◆ What is needed
The records below are to be quoted in full; please keep every word exact.

(Dataset extract)

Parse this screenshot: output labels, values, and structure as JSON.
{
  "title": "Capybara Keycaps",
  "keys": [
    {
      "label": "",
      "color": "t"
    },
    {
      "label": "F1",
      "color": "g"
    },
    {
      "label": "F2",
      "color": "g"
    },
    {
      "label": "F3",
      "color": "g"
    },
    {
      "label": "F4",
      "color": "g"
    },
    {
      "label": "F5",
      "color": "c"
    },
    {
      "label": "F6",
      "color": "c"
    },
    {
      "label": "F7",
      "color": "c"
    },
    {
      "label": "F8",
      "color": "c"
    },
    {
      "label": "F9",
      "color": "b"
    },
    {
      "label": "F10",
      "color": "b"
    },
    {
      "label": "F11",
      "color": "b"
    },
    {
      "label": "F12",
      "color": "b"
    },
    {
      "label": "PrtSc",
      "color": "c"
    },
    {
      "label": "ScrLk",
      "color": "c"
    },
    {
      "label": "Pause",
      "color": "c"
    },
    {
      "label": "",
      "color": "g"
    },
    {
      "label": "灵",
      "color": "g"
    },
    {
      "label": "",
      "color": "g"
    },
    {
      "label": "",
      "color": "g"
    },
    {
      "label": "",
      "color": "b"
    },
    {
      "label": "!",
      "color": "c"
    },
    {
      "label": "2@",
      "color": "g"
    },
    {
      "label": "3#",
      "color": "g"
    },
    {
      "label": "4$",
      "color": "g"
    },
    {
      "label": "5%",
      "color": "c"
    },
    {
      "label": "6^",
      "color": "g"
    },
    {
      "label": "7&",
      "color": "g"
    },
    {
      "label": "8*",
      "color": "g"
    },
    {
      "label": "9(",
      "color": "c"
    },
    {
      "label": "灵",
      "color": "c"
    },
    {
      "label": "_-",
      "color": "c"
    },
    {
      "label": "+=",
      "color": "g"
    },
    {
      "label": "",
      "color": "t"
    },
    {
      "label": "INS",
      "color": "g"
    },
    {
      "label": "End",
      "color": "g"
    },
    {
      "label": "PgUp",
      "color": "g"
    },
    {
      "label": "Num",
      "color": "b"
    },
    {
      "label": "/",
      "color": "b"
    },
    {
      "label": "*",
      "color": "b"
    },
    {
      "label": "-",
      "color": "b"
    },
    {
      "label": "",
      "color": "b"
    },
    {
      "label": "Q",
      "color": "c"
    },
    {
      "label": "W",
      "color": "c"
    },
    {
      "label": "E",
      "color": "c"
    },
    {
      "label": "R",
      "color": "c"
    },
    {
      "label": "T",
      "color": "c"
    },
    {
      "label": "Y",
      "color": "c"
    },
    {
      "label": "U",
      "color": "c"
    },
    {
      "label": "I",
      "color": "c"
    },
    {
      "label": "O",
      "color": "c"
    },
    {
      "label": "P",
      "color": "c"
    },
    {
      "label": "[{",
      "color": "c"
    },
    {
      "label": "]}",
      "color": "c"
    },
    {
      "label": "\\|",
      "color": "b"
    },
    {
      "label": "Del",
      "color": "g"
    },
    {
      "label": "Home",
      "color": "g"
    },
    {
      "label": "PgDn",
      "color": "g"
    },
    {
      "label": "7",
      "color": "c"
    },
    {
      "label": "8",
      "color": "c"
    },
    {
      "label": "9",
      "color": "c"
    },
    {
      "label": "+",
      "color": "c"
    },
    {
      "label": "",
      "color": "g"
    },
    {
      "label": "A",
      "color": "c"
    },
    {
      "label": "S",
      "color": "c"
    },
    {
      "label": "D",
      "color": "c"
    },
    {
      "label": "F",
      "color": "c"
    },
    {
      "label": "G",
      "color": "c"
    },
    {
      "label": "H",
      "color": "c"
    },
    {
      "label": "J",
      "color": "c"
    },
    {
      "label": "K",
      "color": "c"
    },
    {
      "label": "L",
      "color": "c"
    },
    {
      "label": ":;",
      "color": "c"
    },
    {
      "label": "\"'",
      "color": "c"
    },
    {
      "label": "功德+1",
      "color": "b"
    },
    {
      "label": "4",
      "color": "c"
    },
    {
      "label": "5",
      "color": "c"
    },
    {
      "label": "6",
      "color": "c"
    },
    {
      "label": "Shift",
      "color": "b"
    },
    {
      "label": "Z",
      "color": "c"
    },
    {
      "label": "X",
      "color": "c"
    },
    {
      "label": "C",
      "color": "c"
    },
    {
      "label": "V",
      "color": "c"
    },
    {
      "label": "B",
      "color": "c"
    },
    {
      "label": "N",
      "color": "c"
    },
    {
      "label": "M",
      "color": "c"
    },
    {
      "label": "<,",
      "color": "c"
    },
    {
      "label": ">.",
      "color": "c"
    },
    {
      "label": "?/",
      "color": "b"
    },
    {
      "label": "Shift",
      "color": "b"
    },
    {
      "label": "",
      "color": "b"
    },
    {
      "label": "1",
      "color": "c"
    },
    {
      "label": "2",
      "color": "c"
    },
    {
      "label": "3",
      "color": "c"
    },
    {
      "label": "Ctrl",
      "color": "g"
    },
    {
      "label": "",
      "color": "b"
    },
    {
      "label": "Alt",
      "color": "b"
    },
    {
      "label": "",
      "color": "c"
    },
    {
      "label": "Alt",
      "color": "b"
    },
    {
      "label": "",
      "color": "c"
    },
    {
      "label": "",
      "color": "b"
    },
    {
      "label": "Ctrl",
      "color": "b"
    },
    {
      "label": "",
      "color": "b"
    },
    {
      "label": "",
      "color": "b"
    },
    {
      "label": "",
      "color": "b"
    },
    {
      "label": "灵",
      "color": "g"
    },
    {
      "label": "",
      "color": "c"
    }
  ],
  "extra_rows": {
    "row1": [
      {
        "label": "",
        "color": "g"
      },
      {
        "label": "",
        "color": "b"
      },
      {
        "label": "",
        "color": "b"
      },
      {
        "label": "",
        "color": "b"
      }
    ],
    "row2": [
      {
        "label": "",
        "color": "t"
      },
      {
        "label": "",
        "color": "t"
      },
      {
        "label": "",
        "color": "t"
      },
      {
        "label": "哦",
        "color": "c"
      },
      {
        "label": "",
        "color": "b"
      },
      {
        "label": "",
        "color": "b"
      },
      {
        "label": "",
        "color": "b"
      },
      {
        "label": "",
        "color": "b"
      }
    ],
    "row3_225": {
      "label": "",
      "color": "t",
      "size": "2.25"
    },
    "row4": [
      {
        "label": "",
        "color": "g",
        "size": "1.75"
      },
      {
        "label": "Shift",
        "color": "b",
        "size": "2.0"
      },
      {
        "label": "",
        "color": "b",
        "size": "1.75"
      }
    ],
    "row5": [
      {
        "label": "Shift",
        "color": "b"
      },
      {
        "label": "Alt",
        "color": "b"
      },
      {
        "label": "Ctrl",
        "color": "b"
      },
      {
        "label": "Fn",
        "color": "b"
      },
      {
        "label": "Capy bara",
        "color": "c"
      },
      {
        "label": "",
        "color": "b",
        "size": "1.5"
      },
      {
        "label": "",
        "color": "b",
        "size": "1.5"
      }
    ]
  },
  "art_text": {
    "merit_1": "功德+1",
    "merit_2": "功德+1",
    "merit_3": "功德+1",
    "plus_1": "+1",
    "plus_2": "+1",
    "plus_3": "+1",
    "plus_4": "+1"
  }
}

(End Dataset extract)

◆ Exercise response
Parse this screenshot: output labels, values, and structure as JSON.
{
  "title": "Capybara Keycaps",
  "keys": [
    {
      "label": "",
      "color": "t"
    },
    {
      "label": "F1",
      "color": "g"
    },
    {
      "label": "F2",
      "color": "g"
    },
    {
      "label": "F3",
      "color": "g"
    },
    {
      "label": "F4",
      "color": "g"
    },
    {
      "label": "F5",
      "color": "c"
    },
    {
      "label": "F6",
      "color": "c"
    },
    {
      "label": "F7",
      "color": "c"
    },
    {
      "label": "F8",
      "color": "c"
    },
    {
      "label": "F9",
      "color": "b"
    },
    {
      "label": "F10",
      "color": "b"
    },
    {
      "label": "F11",
      "color": "b"
    },
    {
      "label": "F12",
      "color": "b"
    },
    {
      "label": "PrtSc",
      "color": "c"
    },
    {
      "label": "ScrLk",
      "color": "c"
    },
    {
      "label": "Pause",
      "color": "c"
    },
    {
      "label": "",
      "color": "g"
    },
    {
      "label": "灵",
      "color": "g"
    },
    {
      "label": "",
      "color": "g"
    },
    {
      "label": "",
      "color": "g"
    },
    {
      "label": "",
      "color": "b"
    },
    {
      "label": "!",
      "color": "c"
    },
    {
      "label": "2@",
      "color": "g"
    },
    {
      "label": "3#",
      "color": "g"
    },
    {
      "label": "4$",
      "color": "g"
    },
    {
      "label": "5%",
      "color": "c"
    },
    {
      "label": "6^",
      "color": "g"
    },
    {
      "label": "7&",
      "color": "g"
    },
    {
      "label": "8*",
      "color": "g"
    },
    {
      "label": "9(",
      "color": "c"
    },
    {
      "label": "灵",
      "color": "c"
    },
    {
      "label": "_-",
      "color": "c"
    },
    {
      "label": "+=",
      "color": "g"
    },
    {
      "label": "",
      "color": "t"
    },
    {
      "label": "INS",
      "color": "g"
    },
    {
      "label": "End",
      "color": "g"
    },
    {
      "label": "PgUp",
      "color": "g"
    },
    {
      "label": "Num",
      "color": "b"
    },
    {
      "label": "/",
      "color": "b"
    },
    {
      "label": "*",
      "color": "b"
    },
    {
      "label": "-",
      "color": "b"
    },
    {
      "label": "",
      "color": "b"
    },
    {
      "label": "Q",
      "color": "c"
    },
    {
      "label": "W",
      "color": "c"
    },
    {
      "label": "E",
      "color": "c"
    },
    {
      "label": "R",
      "color": "c"
    },
    {
      "label": "T",
      "color": "c"
    },
    {
      "label": "Y",
      "color": "c"
    },
    {
      "label": "U",
      "color": "c"
    },
    {
      "label": "I",
      "color": "c"
    },
    {
      "label": "O",
      "color": "c"
    },
    {
      "label": "P",
      "color": "c"
    },
    {
      "label": "[{",
      "color": "c"
    },
    {
      "label": "]}",
      "color": "c"
    },
    {
      "label": "\\|",
      "color": "b"
    },
    {
      "label": "Del",
      "color": "g"
    },
    {
      "label": "Home",
      "color": "g"
    },
    {
      "label": "PgDn",
      "color": "g"
    },
    {
      "label": "7",
      "color": "c"
    },
    {
      "label": "8",
      "color": "c"
    },
    {
      "label": "9",
      "color": "c"
    },
    {
      "label": "+",
      "color": "c"
    },
    {
      "label": "",
      "color": "g"
    },
    {
      "label": "A",
      "color": "c"
    },
    {
      "label": "S",
      "color": "c"
    },
    {
      "label": "D",
      "color": "c"
    },
    {
      "label": "F",
      "color": "c"
    },
    {
      "label": "G",
      "color": "c"
    },
    {
      "label": "H",
      "color": "c"
    },
    {
      "label": "J",
      "color": "c"
    },
    {
      "label": "K",
      "color": "c"
    },
    {
      "label": "L",
      "color": "c"
    },
    {
      "label": ":;",
      "color": "c"
    },
    {
      "label": "\"'",
      "color": "c"
    },
    {
      "label": "功德+1",
      "color": "b"
    },
    {
      "label": "4",
      "color": "c"
    },
    {
      "label": "5",
      "color": "c"
    },
    {
      "label": "6",
      "color": "c"
    },
    {
      "label": "Shift",
      "color": "b"
    },
    {
      "label": "Z",
      "color": "c"
    },
    {
      "label": "X",
      "color": "c"
    },
    {
      "label": "C",
      "color": "c"
    },
    {
      "label": "V",
      "color": "c"
    },
    {
      "label": "B",
      "color": "c"
    },
    {
      "label": "N",
      "color": "c"
    },
    {
      "label": "M",
      "color": "c"
    },
    {
      "label": "<,",
      "color": "c"
    },
    {
      "label": ">.",
      "color": "c"
    },
    {
      "label": "?/",
      "color": "b"
    },
    {
      "label": "Shift",
      "color": "b"
    },
    {
      "label": "",
      "color": "b"
    },
    {
      "label": "1",
      "color": "c"
    },
    {
      "label": "2",
      "color": "c"
    },
    {
      "label": "3",
      "color": "c"
    },
    {
      "label": "Ctrl",
      "color": "g"
    },
    {
      "label": "",
      "color": "b"
    },
    {
      "label": "Alt",
      "color": "b"
    },
    {
      "label": "",
      "color": "c"
    },
    {
      "label": "Alt",
      "color": "b"
    },
    {
      "label": "",
      "color": "c"
    },
    {
      "label": "",
      "color": "b"
    },
    {
      "label": "Ctrl",
      "color": "b"
    },
    {
      "label": "",
      "color": "b"
    },
    {
      "label": "",
      "color": "b"
    },
    {
      "label": "",
      "color": "b"
    },
    {
      "label": "灵",
      "color": "g"
    },
    {
      "label": "",
      "color": "c"
    }
  ],
  "extra_rows": {
    "row1": [
      {
        "label": "",
        "color": "g"
      },
      {
        "label": "",
        "color": "b"
      },
      {
        "label": "",
        "color": "b"
      },
      {
        "label": "",
        "color": "b"
      }
    ],
    "row2": [
      {
        "label": "",
        "color": "t"
      },
      {
        "label": "",
        "color": "t"
      },
      {
        "label": "",
        "color": "t"
      },
      {
        "label": "哦",
        "color": "c"
      },
      {
        "label": "",
        "color": "b"
      },
      {
        "label": "",
        "color": "b"
      },
      {
        "label": "",
        "color": "b"
      },
      {
        "label": "",
        "color": "b"
      }
    ],
    "row3_225": {
      "label": "",
      "color": "t",
      "size": "2.25"
    },
    "row4": [
      {
        "label": "",
        "color": "g",
        "size": "1.75"
      },
      {
        "label": "Shift",
        "color": "b",
        "size": "2.0"
      },
      {
        "label": "",
        "color": "b",
        "size": "1.75"
      }
    ],
    "row5": [
      {
        "label": "Shift",
        "color": "b"
      },
      {
        "label": "Alt",
        "color": "b"
      },
      {
        "label": "Ctrl",
        "color": "b"
      },
      {
        "label": "Fn",
        "color": "b"
      },
      {
        "label": "Capy bara",
        "color": "c"
      },
      {
        "label": "",
        "color": "b",
        "size": "1.5"
      },
      {
        "label": "",
        "color": "b",
        "size": "1.5"
      }
    ]
  },
  "art_text": {
    "merit_1": "功德+1",
    "merit_2": "功德+1",
    "merit_3": "功德+1",
    "plus_1": "+1",
    "plus_2": "+1",
    "plus_3": "+1",
    "plus_4": "+1"
  }
}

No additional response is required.